Adam Zagoria covers basketball at all levels. He is the author of two books and an award-winning journalist whose articles have appeared in ESPN The Magazine, SLAM, Sheridan Hoops, Sports Illustrated, Basketball Times and in newspapers nationwide.
Since the now infamous Cincinnati-Xavier brawl of Dec. 10, the two programs have been headed in opposite directions.
Despite playing without Yancy Gates, Octavius Ellis and Cheikh Mbodj, the Bearcats are a perfect 4-0 since the brawl and are averaging nearly 94 points per game. In two of those wins, they topped the century mark.
Cincinnati is actually playing better without the 6-foot-9 Gates and the 6-10 Mbodj.
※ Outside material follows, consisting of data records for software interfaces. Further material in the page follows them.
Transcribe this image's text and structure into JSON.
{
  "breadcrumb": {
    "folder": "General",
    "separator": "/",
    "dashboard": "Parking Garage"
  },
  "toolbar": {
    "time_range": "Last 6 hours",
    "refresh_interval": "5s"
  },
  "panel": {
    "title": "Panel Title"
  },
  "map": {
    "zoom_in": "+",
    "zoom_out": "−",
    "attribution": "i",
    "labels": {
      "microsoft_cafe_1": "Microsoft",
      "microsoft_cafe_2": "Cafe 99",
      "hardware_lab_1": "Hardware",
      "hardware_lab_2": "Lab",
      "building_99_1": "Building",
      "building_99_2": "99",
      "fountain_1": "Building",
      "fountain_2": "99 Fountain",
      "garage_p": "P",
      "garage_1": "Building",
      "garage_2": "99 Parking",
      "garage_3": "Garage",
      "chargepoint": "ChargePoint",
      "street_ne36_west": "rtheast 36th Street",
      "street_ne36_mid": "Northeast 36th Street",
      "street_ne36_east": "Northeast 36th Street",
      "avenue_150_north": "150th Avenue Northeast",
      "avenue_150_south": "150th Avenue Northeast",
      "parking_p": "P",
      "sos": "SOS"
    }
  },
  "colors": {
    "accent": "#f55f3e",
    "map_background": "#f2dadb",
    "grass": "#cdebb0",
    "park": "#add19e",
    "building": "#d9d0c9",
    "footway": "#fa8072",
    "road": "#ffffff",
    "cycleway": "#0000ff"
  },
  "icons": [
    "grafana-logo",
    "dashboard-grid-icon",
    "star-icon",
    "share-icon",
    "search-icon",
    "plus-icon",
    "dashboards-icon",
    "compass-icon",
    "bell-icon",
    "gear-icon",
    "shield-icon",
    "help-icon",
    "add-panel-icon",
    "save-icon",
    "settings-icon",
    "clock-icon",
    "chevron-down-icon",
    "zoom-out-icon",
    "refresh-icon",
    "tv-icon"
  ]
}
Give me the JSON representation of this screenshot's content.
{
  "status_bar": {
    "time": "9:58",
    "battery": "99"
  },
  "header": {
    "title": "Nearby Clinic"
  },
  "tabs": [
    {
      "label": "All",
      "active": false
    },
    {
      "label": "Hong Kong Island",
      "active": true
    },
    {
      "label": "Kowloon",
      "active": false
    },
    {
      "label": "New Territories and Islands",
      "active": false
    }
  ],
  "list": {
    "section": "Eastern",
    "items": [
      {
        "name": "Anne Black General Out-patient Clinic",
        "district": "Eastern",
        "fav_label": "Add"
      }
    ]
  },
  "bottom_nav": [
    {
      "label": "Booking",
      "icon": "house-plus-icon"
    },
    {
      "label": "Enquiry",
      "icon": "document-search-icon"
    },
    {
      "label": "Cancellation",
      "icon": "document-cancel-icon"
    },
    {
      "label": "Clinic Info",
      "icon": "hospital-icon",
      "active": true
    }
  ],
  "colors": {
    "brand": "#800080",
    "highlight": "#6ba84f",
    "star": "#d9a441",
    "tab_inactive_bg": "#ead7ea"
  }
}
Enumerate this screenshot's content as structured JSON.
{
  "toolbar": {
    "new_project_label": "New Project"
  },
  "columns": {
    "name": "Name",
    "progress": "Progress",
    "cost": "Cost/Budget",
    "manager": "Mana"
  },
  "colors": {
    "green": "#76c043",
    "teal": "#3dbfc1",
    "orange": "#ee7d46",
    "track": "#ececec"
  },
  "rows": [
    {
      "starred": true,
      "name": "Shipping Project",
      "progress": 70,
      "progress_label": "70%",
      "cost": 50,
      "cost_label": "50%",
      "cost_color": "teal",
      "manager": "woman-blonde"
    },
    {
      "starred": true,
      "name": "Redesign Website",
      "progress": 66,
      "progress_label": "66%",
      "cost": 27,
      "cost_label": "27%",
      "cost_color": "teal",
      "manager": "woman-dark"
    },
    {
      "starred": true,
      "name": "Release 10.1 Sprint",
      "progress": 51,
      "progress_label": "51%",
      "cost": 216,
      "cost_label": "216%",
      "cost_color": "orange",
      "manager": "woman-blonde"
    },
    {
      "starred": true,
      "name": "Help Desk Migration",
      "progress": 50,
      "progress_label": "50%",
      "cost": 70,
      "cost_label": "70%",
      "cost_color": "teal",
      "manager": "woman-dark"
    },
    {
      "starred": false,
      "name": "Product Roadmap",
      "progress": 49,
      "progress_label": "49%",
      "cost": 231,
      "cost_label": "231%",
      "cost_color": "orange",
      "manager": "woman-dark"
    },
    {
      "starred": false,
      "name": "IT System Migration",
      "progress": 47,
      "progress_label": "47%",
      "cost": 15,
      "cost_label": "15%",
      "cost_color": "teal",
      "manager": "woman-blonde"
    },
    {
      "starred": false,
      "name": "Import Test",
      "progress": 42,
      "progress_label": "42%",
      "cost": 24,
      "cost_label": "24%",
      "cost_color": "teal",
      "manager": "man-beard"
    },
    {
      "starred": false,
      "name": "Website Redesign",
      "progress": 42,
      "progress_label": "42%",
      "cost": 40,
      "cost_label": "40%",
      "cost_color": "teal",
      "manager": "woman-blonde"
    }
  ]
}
Sophomore wing Sean Kilpatrick of White Plains, N.Y., whose smack-talking about Xavier guard Tu Holloway helped stir up bad feelings before the brawl, is averaging 17.3 points in the four games since the fight, and has two 20+ outings in that span.
It will be interesting to see how the Bearcats (9-3) — notorious for their soft non-conference schedule — respond when Gates and Mbodj do come back Jan. 4 against Notre Dame.
First the Bearcats have Oklahoma Thursday before opening Big East play on New Year’s Day at Pitt.
Xavier, meantime, lost its first three games after the brawl before beating Southern Illinois, 87-77, on Christmas for its first post-fight win.
Holloway went for his second straight 20+-point outing in the game (26 in a loss to Hawaii and 21 vs. Southern Illinois) and Monmouth transfer Travis Taylor scored a career-high 13.
Even though Holloway, the team’s star, only missed one game because of the fight and junior Mark Lyons two, the Musketeers have still struggled.
They host Gonzaga on New Year’s Eve Day before opening A-10 play at La Salle Jan. 4.
Adam Zagoria is a Basketball Insider who covers basketball at all levels. A contributor to The New York Times and SportsNet New York (SNY), he is also the author of two books and is an award-winning journalist and filmmaker. His articles have appeared in ESPN The Magazine, SLAM, Sheridan Hoops, Basketball Times and in newspapers nationwide. He also won an Emmy award for his work on the SNY mini-documentary on Syracuse guard Tyus Battle.
A veteran Ultimate Frisbee player, he has competed in numerous National and World Championships and, perhaps more importantly, his teams won the Westchester Summer League (WSL) championships in 2011 and 2013.
He lives in Manhattan with his wife and children.